Task inputs:
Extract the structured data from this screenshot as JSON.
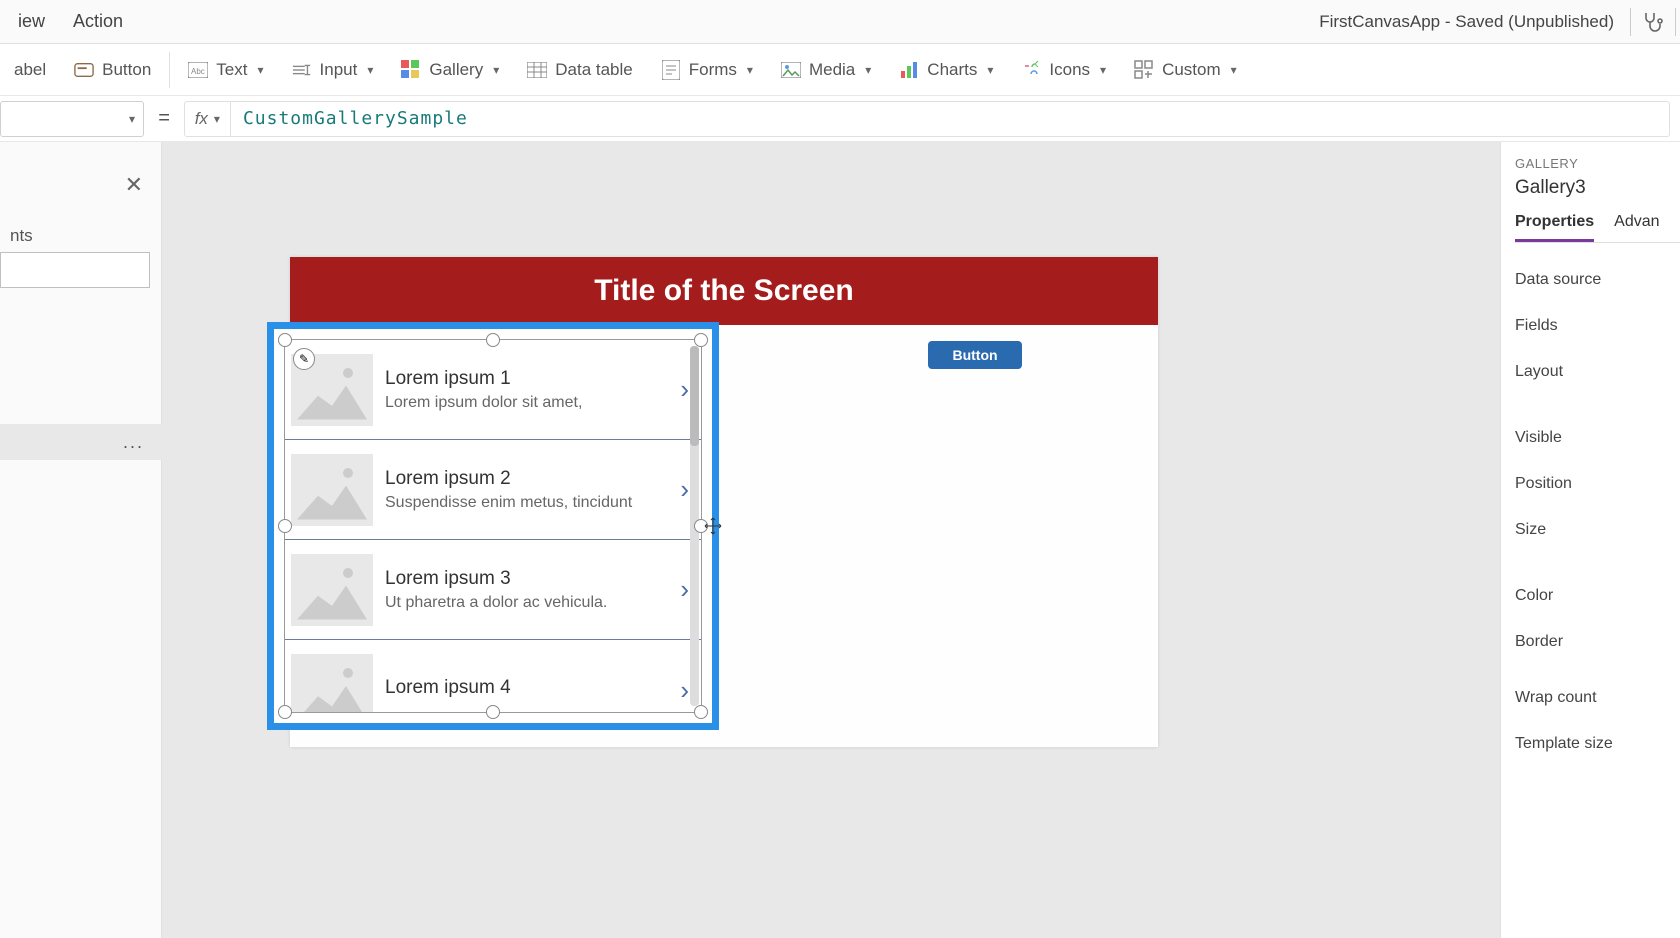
{
  "menubar": {
    "items": [
      "iew",
      "Action"
    ],
    "appTitle": "FirstCanvasApp - Saved (Unpublished)"
  },
  "ribbon": {
    "items": [
      {
        "label": "abel"
      },
      {
        "label": "Button"
      },
      {
        "label": "Text",
        "dd": true
      },
      {
        "label": "Input",
        "dd": true
      },
      {
        "label": "Gallery",
        "dd": true
      },
      {
        "label": "Data table"
      },
      {
        "label": "Forms",
        "dd": true
      },
      {
        "label": "Media",
        "dd": true
      },
      {
        "label": "Charts",
        "dd": true
      },
      {
        "label": "Icons",
        "dd": true
      },
      {
        "label": "Custom",
        "dd": true
      }
    ]
  },
  "formula": {
    "value": "CustomGallerySample"
  },
  "leftPanel": {
    "tabLabel": "nts",
    "selectedDots": "..."
  },
  "screen": {
    "title": "Title of the Screen",
    "buttonLabel": "Button"
  },
  "gallery": {
    "items": [
      {
        "title": "Lorem ipsum 1",
        "sub": "Lorem ipsum dolor sit amet,"
      },
      {
        "title": "Lorem ipsum 2",
        "sub": "Suspendisse enim metus, tincidunt"
      },
      {
        "title": "Lorem ipsum 3",
        "sub": "Ut pharetra a dolor ac vehicula."
      },
      {
        "title": "Lorem ipsum 4",
        "sub": ""
      }
    ]
  },
  "propPanel": {
    "category": "GALLERY",
    "name": "Gallery3",
    "tabs": [
      "Properties",
      "Advan"
    ],
    "rows": [
      "Data source",
      "Fields",
      "Layout",
      "Visible",
      "Position",
      "Size",
      "Color",
      "Border",
      "Wrap count",
      "Template size"
    ]
  }
}
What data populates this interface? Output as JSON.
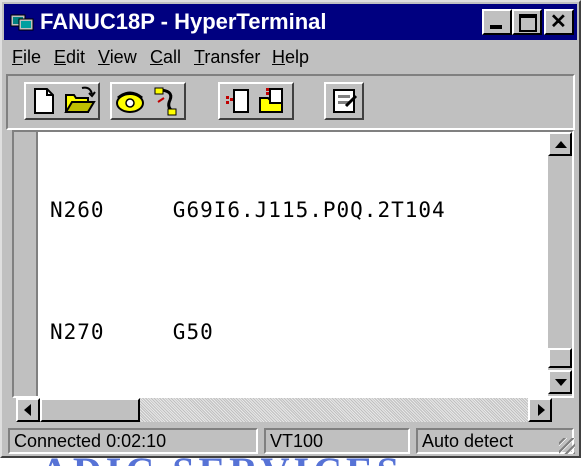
{
  "window": {
    "title": "FANUC18P - HyperTerminal"
  },
  "menu": [
    {
      "label": "File",
      "accel": "F",
      "rest": "ile"
    },
    {
      "label": "Edit",
      "accel": "E",
      "rest": "dit"
    },
    {
      "label": "View",
      "accel": "V",
      "rest": "iew"
    },
    {
      "label": "Call",
      "accel": "C",
      "rest": "all"
    },
    {
      "label": "Transfer",
      "accel": "T",
      "rest": "ransfer"
    },
    {
      "label": "Help",
      "accel": "H",
      "rest": "elp"
    }
  ],
  "toolbar": [
    "new-icon",
    "open-icon",
    "call-icon",
    "disconnect-icon",
    "send-icon",
    "receive-icon",
    "properties-icon"
  ],
  "terminal": {
    "lines": [
      {
        "label": "N260",
        "code": "G69I6.J115.P0Q.2T104"
      },
      {
        "label": "N270",
        "code": "G50"
      }
    ]
  },
  "status": {
    "connected": "Connected 0:02:10",
    "emulation": "VT100",
    "detect": "Auto detect"
  },
  "watermark": "ADIC SERVICES",
  "colors": {
    "titlebar": "#000080",
    "chrome": "#c0c0c0",
    "watermark": "#3a5bd0"
  }
}
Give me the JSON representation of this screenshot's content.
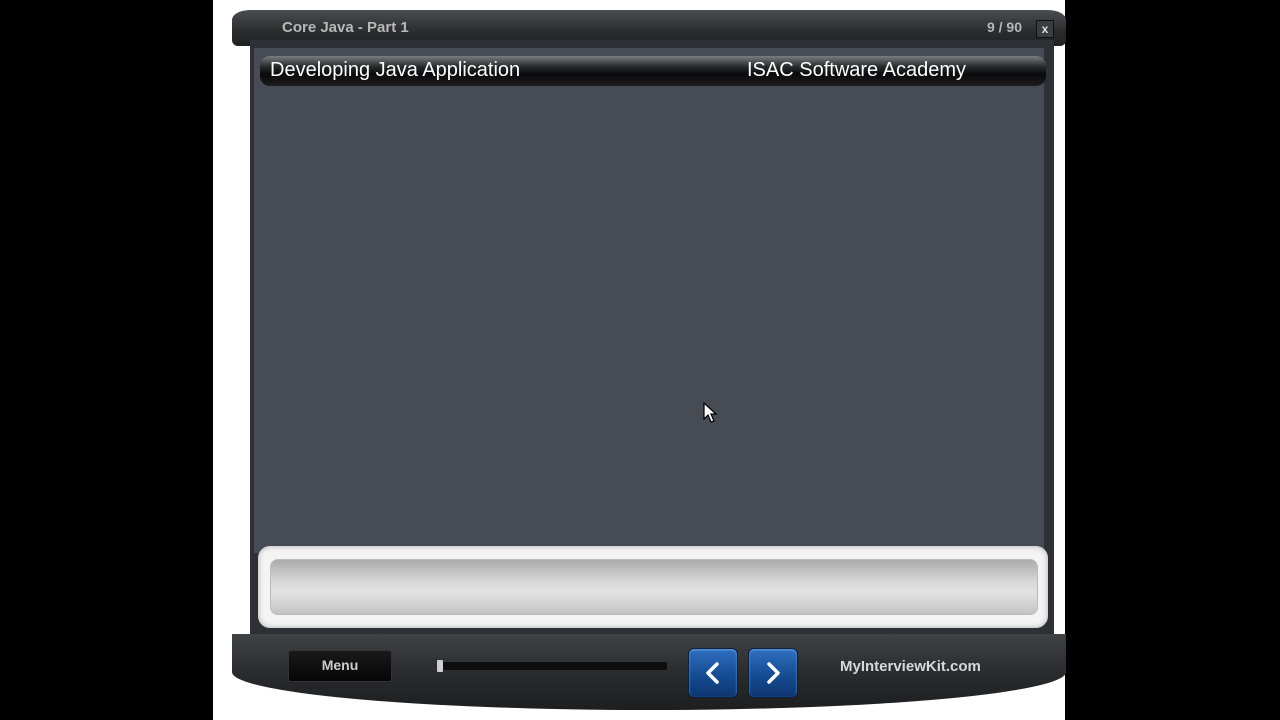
{
  "window": {
    "title": "Core Java - Part 1",
    "slide_counter": "9 / 90",
    "close_label": "x"
  },
  "slide": {
    "header_left": "Developing Java Application",
    "header_right": "ISAC Software Academy"
  },
  "controls": {
    "menu_label": "Menu",
    "progress": 0.0,
    "brand": "MyInterviewKit.com"
  },
  "icons": {
    "prev": "chevron-left-icon",
    "next": "chevron-right-icon",
    "cursor": "mouse-cursor-icon"
  },
  "colors": {
    "slide_bg": "#474c54",
    "nav_button": "#1f5aa8"
  }
}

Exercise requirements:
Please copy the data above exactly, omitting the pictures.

Task result:
Extract the structured data from this screenshot as JSON.
{
  "menubar": {
    "items": [
      "iew",
      "Action"
    ],
    "appTitle": "FirstCanvasApp - Saved (Unpublished)"
  },
  "ribbon": {
    "items": [
      {
        "label": "abel"
      },
      {
        "label": "Button"
      },
      {
        "label": "Text",
        "dd": true
      },
      {
        "label": "Input",
        "dd": true
      },
      {
        "label": "Gallery",
        "dd": true
      },
      {
        "label": "Data table"
      },
      {
        "label": "Forms",
        "dd": true
      },
      {
        "label": "Media",
        "dd": true
      },
      {
        "label": "Charts",
        "dd": true
      },
      {
        "label": "Icons",
        "dd": true
      },
      {
        "label": "Custom",
        "dd": true
      }
    ]
  },
  "formula": {
    "value": "CustomGallerySample"
  },
  "leftPanel": {
    "tabLabel": "nts",
    "selectedDots": "..."
  },
  "screen": {
    "title": "Title of the Screen",
    "buttonLabel": "Button"
  },
  "gallery": {
    "items": [
      {
        "title": "Lorem ipsum 1",
        "sub": "Lorem ipsum dolor sit amet,"
      },
      {
        "title": "Lorem ipsum 2",
        "sub": "Suspendisse enim metus, tincidunt"
      },
      {
        "title": "Lorem ipsum 3",
        "sub": "Ut pharetra a dolor ac vehicula."
      },
      {
        "title": "Lorem ipsum 4",
        "sub": ""
      }
    ]
  },
  "propPanel": {
    "category": "GALLERY",
    "name": "Gallery3",
    "tabs": [
      "Properties",
      "Advan"
    ],
    "rows": [
      "Data source",
      "Fields",
      "Layout",
      "Visible",
      "Position",
      "Size",
      "Color",
      "Border",
      "Wrap count",
      "Template size"
    ]
  }
}
What data populates this interface? Output as JSON.
{
  "window": {
    "title": "FANUC18P - HyperTerminal"
  },
  "menu": [
    {
      "label": "File",
      "accel": "F",
      "rest": "ile"
    },
    {
      "label": "Edit",
      "accel": "E",
      "rest": "dit"
    },
    {
      "label": "View",
      "accel": "V",
      "rest": "iew"
    },
    {
      "label": "Call",
      "accel": "C",
      "rest": "all"
    },
    {
      "label": "Transfer",
      "accel": "T",
      "rest": "ransfer"
    },
    {
      "label": "Help",
      "accel": "H",
      "rest": "elp"
    }
  ],
  "toolbar": [
    "new-icon",
    "open-icon",
    "call-icon",
    "disconnect-icon",
    "send-icon",
    "receive-icon",
    "properties-icon"
  ],
  "terminal": {
    "lines": [
      {
        "label": "N260",
        "code": "G69I6.J115.P0Q.2T104"
      },
      {
        "label": "N270",
        "code": "G50"
      }
    ]
  },
  "status": {
    "connected": "Connected 0:02:10",
    "emulation": "VT100",
    "detect": "Auto detect"
  },
  "watermark": "ADIC SERVICES",
  "colors": {
    "titlebar": "#000080",
    "chrome": "#c0c0c0",
    "watermark": "#3a5bd0"
  }
}
Give me the JSON representation of this screenshot's content.
{
  "window": {
    "title": "Core Java - Part 1",
    "slide_counter": "9 / 90",
    "close_label": "x"
  },
  "slide": {
    "header_left": "Developing Java Application",
    "header_right": "ISAC Software Academy"
  },
  "controls": {
    "menu_label": "Menu",
    "progress": 0.0,
    "brand": "MyInterviewKit.com"
  },
  "icons": {
    "prev": "chevron-left-icon",
    "next": "chevron-right-icon",
    "cursor": "mouse-cursor-icon"
  },
  "colors": {
    "slide_bg": "#474c54",
    "nav_button": "#1f5aa8"
  }
}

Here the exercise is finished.